• Given data:
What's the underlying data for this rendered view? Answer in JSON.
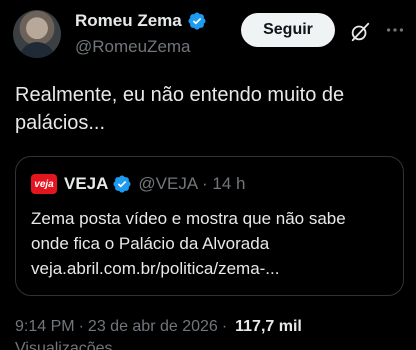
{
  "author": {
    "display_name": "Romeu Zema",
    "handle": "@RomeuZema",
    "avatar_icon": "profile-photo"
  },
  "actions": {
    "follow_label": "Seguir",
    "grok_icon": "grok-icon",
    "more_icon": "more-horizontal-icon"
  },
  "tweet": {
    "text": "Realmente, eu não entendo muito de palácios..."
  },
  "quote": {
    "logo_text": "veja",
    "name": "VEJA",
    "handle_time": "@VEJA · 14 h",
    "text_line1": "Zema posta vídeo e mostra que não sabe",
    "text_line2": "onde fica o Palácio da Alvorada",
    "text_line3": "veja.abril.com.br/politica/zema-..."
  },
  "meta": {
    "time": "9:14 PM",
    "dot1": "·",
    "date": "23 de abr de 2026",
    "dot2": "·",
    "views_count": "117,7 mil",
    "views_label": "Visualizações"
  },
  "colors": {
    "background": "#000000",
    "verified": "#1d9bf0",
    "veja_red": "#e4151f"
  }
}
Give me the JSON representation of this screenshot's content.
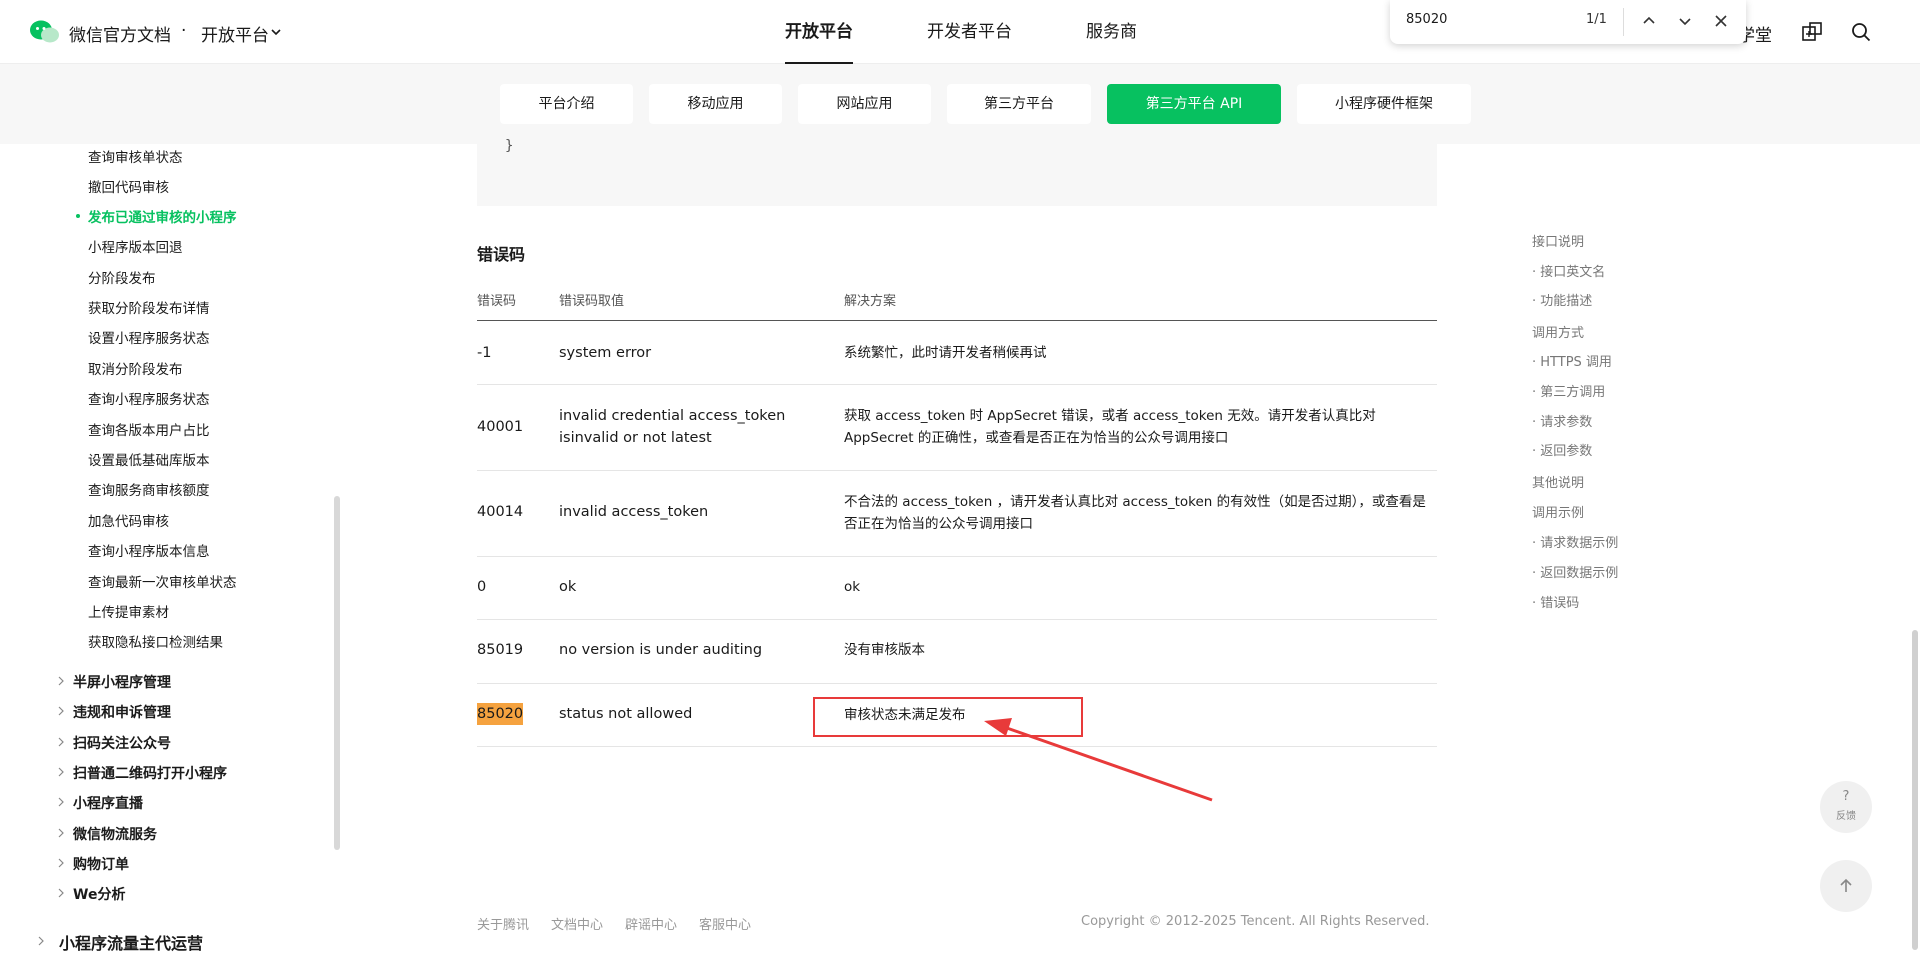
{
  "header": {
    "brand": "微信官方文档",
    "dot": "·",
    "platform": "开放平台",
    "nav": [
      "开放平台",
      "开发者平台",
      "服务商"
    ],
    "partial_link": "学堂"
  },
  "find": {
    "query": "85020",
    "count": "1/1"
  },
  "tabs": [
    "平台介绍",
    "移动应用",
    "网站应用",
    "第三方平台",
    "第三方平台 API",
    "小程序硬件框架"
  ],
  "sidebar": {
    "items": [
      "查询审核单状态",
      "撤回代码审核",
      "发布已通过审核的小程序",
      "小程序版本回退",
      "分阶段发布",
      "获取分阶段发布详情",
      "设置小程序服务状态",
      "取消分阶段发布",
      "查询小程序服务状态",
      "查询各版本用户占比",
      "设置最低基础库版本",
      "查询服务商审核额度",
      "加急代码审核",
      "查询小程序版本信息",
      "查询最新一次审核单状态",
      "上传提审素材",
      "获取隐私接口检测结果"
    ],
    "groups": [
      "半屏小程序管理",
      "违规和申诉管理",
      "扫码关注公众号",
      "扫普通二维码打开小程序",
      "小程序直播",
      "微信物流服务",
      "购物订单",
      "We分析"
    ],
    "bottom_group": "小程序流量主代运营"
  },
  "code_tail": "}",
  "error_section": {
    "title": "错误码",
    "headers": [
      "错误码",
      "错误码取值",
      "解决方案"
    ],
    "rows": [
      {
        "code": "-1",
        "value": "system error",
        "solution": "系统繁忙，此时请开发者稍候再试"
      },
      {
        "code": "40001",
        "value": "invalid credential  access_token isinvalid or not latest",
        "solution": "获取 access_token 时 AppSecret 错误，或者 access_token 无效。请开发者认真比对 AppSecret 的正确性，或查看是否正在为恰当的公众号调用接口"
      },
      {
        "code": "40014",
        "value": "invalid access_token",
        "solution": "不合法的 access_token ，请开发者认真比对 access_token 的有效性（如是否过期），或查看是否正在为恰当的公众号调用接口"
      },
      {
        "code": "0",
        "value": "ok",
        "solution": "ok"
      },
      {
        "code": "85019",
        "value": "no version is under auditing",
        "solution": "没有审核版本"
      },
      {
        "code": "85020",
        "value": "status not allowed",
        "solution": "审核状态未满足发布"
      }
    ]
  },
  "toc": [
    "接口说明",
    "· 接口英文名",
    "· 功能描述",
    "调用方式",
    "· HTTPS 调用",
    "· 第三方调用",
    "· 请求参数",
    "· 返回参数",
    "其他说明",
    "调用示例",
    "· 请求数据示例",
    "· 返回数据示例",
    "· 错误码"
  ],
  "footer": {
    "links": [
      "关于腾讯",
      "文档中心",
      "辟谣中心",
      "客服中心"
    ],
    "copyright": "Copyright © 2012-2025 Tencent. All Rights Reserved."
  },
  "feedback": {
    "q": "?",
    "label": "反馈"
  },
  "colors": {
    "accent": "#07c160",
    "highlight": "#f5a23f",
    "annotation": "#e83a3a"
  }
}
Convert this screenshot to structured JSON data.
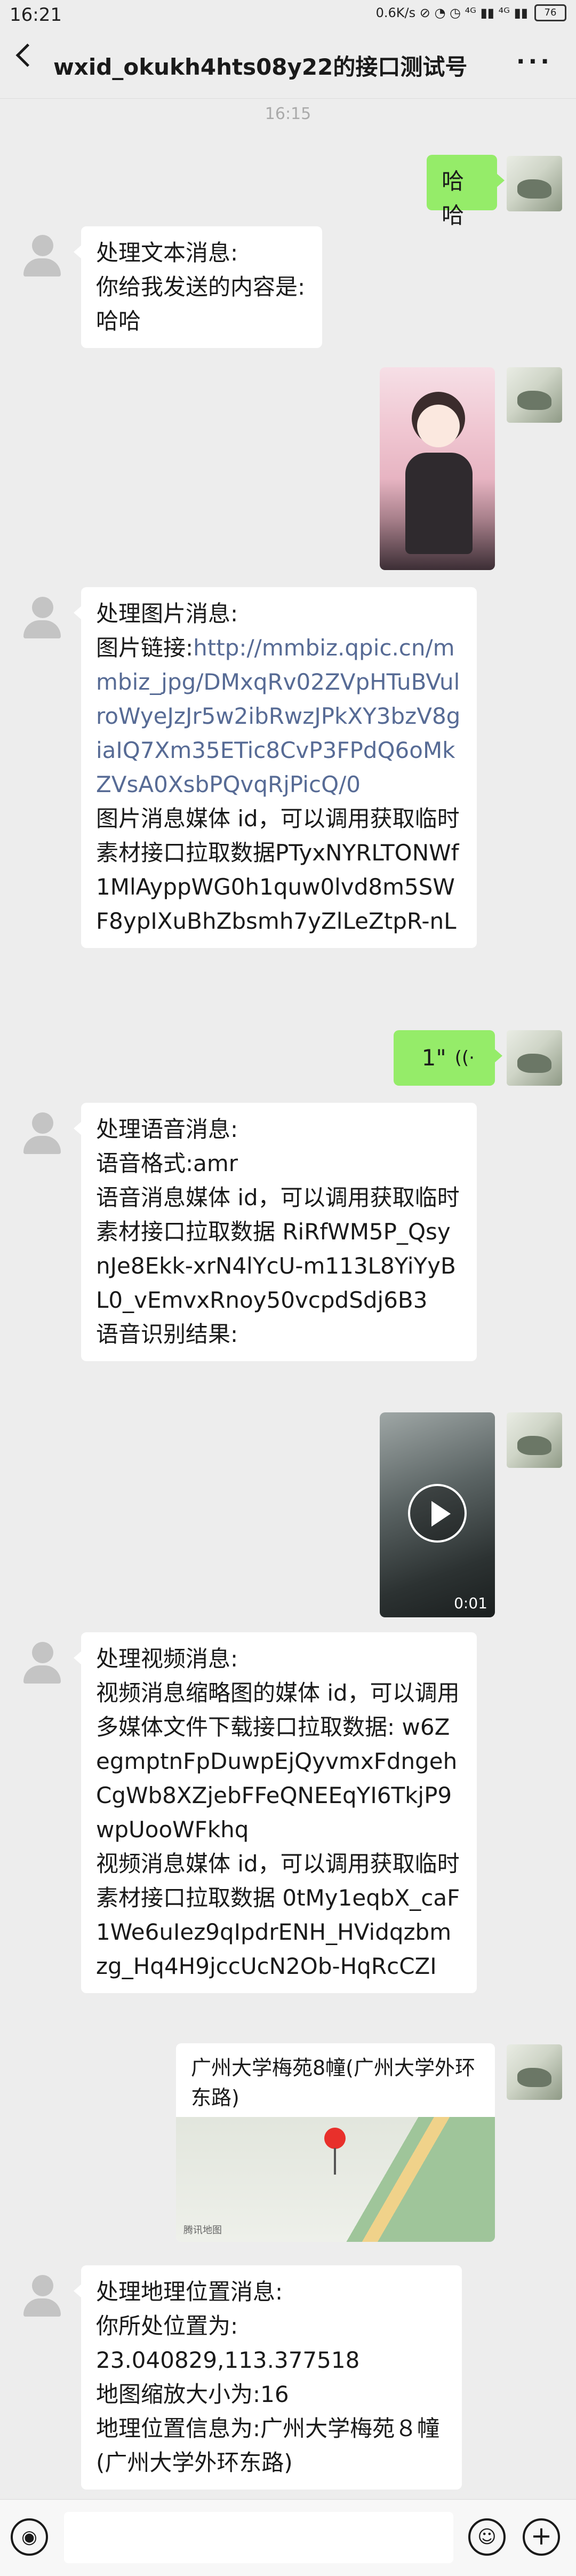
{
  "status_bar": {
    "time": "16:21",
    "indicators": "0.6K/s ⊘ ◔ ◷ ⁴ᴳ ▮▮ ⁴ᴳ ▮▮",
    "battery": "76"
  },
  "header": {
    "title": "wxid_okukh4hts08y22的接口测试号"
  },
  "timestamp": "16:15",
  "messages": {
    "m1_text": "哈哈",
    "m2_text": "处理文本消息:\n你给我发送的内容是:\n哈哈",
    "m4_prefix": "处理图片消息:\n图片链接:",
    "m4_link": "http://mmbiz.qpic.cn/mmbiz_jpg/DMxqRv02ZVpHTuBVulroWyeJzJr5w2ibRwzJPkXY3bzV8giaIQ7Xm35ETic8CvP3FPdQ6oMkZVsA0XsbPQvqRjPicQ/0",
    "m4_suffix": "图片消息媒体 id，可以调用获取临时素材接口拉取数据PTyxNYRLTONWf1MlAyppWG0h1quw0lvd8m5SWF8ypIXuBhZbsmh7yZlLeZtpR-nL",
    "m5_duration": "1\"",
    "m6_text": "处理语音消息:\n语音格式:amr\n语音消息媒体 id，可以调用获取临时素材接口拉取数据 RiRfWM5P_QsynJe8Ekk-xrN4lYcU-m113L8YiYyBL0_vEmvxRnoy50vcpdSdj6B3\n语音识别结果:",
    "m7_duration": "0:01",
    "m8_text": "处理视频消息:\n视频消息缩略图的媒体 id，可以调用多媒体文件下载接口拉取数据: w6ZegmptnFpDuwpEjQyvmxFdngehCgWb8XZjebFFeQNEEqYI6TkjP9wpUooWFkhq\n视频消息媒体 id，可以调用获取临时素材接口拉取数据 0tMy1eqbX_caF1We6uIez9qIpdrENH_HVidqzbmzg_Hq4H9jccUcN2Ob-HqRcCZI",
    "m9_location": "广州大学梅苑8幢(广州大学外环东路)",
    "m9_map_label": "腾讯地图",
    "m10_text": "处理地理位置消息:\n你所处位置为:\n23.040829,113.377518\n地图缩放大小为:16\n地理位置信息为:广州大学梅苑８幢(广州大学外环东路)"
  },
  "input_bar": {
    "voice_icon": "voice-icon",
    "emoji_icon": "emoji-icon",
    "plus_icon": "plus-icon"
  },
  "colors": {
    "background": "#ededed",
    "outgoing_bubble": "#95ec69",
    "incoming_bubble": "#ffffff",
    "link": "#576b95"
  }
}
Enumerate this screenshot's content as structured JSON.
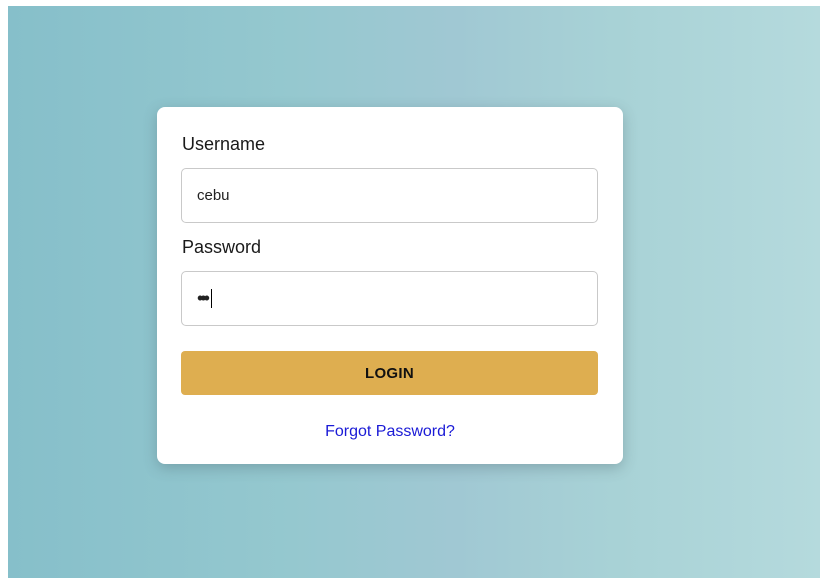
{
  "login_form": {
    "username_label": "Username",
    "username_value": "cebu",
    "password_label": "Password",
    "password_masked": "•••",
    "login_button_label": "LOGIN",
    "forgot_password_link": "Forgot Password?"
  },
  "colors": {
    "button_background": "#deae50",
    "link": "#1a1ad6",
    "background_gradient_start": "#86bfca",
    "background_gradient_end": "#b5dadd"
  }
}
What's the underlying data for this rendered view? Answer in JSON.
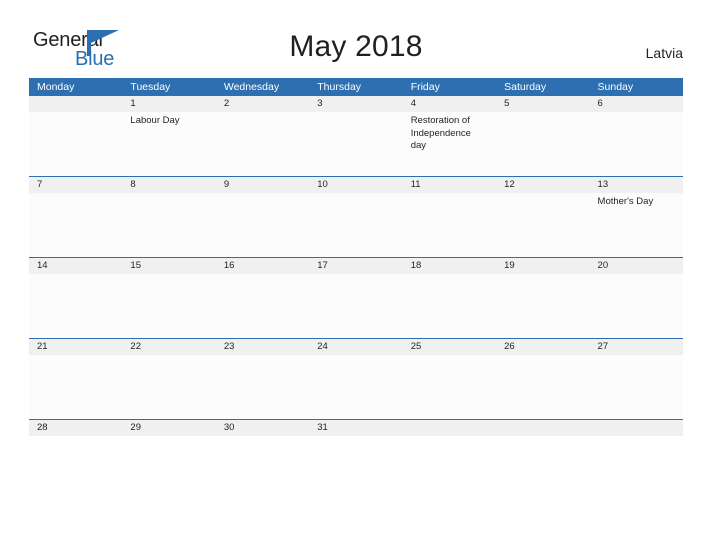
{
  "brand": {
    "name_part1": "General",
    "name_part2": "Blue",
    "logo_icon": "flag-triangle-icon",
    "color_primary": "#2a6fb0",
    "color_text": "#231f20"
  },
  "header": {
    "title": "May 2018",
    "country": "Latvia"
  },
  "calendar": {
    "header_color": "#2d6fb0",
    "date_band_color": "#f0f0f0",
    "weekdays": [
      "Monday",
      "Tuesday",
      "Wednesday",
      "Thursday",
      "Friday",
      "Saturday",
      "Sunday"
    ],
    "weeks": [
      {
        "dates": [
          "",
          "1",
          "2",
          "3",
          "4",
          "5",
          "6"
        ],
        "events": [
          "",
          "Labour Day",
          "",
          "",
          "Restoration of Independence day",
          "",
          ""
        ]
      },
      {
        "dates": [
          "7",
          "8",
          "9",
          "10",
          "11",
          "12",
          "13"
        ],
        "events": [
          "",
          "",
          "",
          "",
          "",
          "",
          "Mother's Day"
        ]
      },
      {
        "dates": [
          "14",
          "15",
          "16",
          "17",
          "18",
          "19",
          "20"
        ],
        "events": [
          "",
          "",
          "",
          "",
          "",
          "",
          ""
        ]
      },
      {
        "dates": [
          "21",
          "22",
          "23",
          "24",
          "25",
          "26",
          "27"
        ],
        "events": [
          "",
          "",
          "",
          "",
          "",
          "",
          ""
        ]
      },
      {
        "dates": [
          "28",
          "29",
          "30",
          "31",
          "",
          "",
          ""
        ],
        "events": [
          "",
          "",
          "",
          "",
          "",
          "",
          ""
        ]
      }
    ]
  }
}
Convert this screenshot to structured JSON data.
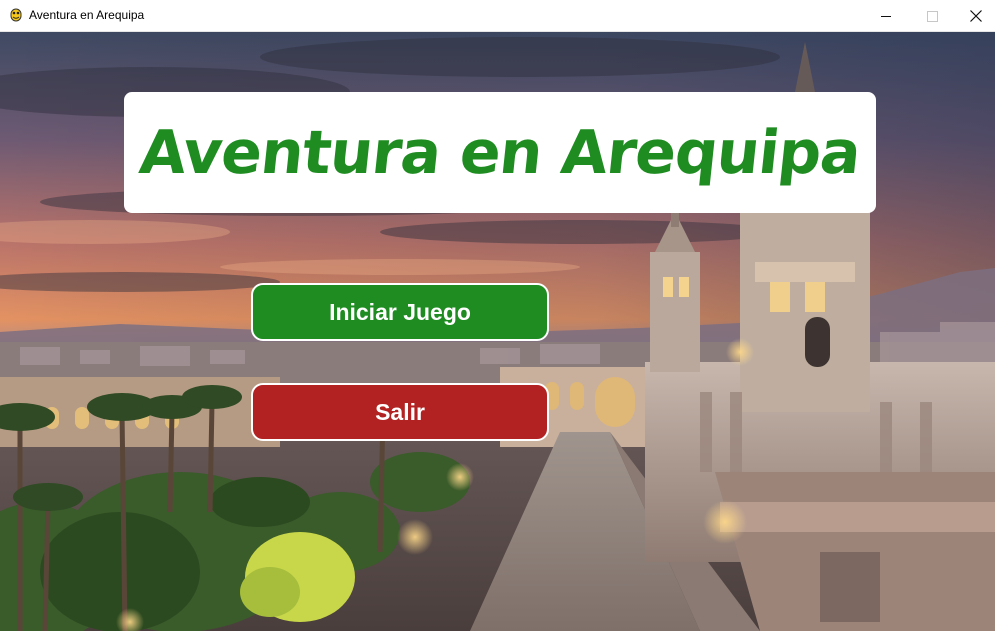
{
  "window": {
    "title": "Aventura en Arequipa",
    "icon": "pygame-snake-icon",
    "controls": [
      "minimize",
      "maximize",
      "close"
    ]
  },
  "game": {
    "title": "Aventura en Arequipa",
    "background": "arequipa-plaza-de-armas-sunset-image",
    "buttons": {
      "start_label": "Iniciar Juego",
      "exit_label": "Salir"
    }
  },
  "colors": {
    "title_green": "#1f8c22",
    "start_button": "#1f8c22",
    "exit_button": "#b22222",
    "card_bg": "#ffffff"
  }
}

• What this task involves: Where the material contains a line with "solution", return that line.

• Answer space:
        "solution": "系统繁忙，此时请开发者稍候再试"
        "solution": "获取 access_token 时 AppSecret 错误，或者 access_token 无效。请开发者认真比对 AppSecret 的正确性，或查看是否正在为恰当的公众号调用接口"
        "solution": "不合法的 access_token ，请开发者认真比对 access_token 的有效性（如是否过期），或查看是否正在为恰当的公众号调用接口"
        "solution": "ok"
        "solution": "没有审核版本"
        "solution": "审核状态未满足发布"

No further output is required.